**Your instructions:**
Please report every line of the listing below that has the word "chevron" in it.

*** Block opens ***

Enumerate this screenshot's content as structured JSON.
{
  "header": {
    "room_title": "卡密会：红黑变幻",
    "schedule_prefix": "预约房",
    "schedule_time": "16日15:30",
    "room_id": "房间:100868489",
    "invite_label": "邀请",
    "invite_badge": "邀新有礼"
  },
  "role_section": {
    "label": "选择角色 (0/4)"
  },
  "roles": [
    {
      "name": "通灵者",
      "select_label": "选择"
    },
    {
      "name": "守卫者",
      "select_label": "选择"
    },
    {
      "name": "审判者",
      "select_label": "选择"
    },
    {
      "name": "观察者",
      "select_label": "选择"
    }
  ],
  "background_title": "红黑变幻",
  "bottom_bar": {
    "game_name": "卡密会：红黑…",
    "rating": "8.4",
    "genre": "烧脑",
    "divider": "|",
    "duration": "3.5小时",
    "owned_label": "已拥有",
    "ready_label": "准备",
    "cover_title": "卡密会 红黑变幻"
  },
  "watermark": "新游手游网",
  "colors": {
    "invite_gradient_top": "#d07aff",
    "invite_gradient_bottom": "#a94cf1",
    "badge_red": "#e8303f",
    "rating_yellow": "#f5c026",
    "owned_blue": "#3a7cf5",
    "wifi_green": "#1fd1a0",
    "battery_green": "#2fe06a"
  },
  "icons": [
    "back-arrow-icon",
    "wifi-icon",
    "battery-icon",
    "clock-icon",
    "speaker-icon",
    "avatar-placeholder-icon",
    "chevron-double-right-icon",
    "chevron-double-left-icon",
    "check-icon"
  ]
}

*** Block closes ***

**Exercise result:**
    "chevron-double-right-icon",
    "chevron-double-left-icon",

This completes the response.